I admit that I’ve kind of been avoiding this one. This movie and I have circled each other awkwardly at several film festivals. I’d heard the buzz, sure, but couldn’t repeat it. I mean, just look at that aggressively confrontational title. It makes me uncomfortable. Understand that’s not a criticism; I believe it is intentional, and I admire that, forcing us to sit with this glaring four-letter message of hate, a word used by white faces to make others feel small and less than.
Gook is a movie shot in glaring black and white about the tensions between Korean Americans and African Americans during the Rodney King riots. Eli (Justin Chon) and Daniel (David So) are Korean-American brothers struggling to keep their late father’s shoe store afloat even though its location in a predominantly poor and African-American neighbourhood is less than ideal. On this particular day, as the whole city awaits the King verdict, they get a visitor at the store. Kamilla (Simone Baker) is an unlikely friend and ally, being an African-American 11 year old girl, and yet she just won’t stay away, even though she should be in school, and she’s been expressly forbidden by her older brother, Keith (Curtiss Cook Jr.).

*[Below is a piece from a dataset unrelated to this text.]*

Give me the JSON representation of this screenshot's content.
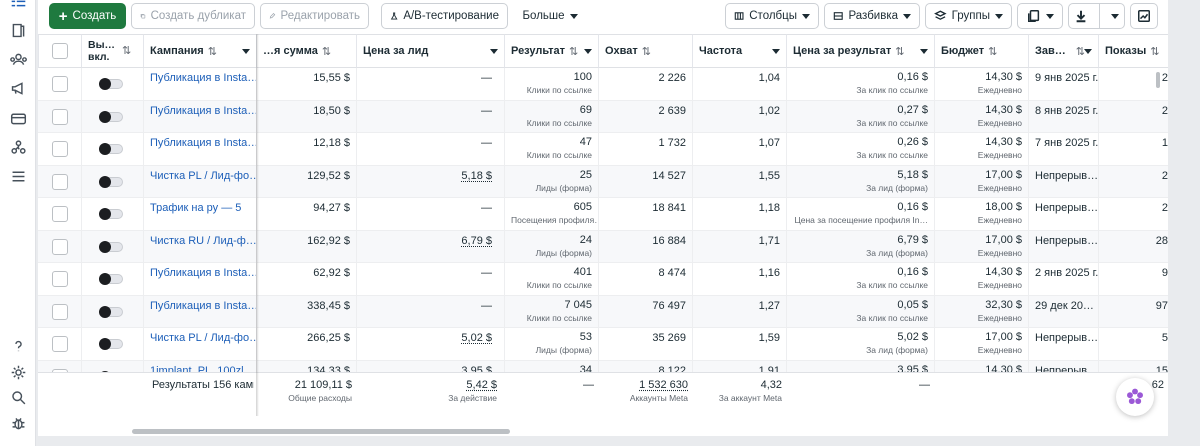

Aside from starring, Justin Chon wrote and directed as well, and you can immediately tell how many intimately personal details he’s incorporated. His choice to shoot in black and white only emphasizes the deeply emotional script, and allows simple but striking cinematography to transport. Rationally, I know the film wasn’t perfect, and there are even a couple of details I could nit-pick, but emotionally I felt hypnotized. I couldn’t take my eyes off the lovely Ms. Baker, which Chon must have known since he generously gives her top billing.There’s so much to praise here it almost has me tongue-tied, and I suppose I’d rather not give too much away. Gook is dense with beautiful observations and strong dialogue and aching insight.
Although I’ve always known that gook is an ugly word, an angry slur, I’m ashamed that it wasn’t until this film that I learned that it’s actually the Korean word (guk) that simply means country. Hanguk is Korea; Miguk is America. Americans took this word full of pride and used it against them during the war because it’s easier to kill ‘gooks’ than to kill people. Gook is a powerful reminder that America has oppressed basically every minority during its nearly 242 years. And yet the immigrants still come – to the land of freedom, wealth, and opportunity. And maybe someday, with their help, even equality.